■ **Your assignment**
What lines in the records include the string "Broadcom"? Return each one.

··· Data

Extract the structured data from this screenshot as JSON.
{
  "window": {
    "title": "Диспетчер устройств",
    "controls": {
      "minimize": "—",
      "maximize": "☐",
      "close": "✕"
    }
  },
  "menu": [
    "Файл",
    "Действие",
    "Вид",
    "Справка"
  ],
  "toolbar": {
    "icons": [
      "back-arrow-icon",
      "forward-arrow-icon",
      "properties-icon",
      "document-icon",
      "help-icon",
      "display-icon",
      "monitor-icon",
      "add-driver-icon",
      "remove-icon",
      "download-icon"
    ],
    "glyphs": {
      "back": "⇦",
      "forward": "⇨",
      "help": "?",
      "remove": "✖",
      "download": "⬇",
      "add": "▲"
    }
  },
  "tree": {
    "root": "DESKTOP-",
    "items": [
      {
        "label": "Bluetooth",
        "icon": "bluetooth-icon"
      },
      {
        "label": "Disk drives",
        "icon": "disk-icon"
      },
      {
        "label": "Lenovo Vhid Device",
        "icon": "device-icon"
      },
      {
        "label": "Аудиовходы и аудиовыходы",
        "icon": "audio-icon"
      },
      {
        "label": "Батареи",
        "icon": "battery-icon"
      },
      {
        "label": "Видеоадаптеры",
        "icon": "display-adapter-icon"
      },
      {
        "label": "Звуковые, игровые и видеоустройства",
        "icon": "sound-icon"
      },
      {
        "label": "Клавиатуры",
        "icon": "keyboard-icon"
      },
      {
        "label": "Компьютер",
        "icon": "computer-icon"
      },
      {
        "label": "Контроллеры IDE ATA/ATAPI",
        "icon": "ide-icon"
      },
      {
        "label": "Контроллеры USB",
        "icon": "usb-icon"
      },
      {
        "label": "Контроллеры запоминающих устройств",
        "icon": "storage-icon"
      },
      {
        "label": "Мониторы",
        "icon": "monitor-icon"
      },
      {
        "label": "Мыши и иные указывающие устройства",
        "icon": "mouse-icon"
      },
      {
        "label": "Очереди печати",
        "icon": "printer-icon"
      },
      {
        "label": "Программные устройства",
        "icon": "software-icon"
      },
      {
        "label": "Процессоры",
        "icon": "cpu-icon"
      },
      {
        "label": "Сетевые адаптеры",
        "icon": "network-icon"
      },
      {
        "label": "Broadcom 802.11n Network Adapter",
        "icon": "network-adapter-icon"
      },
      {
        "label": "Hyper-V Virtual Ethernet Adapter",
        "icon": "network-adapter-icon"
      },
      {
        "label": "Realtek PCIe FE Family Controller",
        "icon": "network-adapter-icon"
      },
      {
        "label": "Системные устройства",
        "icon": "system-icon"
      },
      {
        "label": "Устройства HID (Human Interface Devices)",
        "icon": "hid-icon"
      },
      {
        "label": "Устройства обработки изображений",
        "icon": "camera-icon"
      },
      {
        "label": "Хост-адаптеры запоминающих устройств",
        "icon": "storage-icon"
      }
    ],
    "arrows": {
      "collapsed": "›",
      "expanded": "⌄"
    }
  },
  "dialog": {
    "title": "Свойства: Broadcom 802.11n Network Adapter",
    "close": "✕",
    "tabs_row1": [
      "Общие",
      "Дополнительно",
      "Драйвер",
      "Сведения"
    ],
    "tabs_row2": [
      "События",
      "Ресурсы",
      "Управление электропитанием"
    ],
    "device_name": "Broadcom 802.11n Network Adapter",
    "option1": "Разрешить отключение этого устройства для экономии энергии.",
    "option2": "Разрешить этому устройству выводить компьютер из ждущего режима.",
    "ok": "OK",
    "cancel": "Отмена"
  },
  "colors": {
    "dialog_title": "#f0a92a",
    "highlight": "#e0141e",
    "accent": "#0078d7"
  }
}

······

■ **Exercise answer**
        "label": "Broadcom 802.11n Network Adapter",
    "title": "Свойства: Broadcom 802.11n Network Adapter",
    "device_name": "Broadcom 802.11n Network Adapter",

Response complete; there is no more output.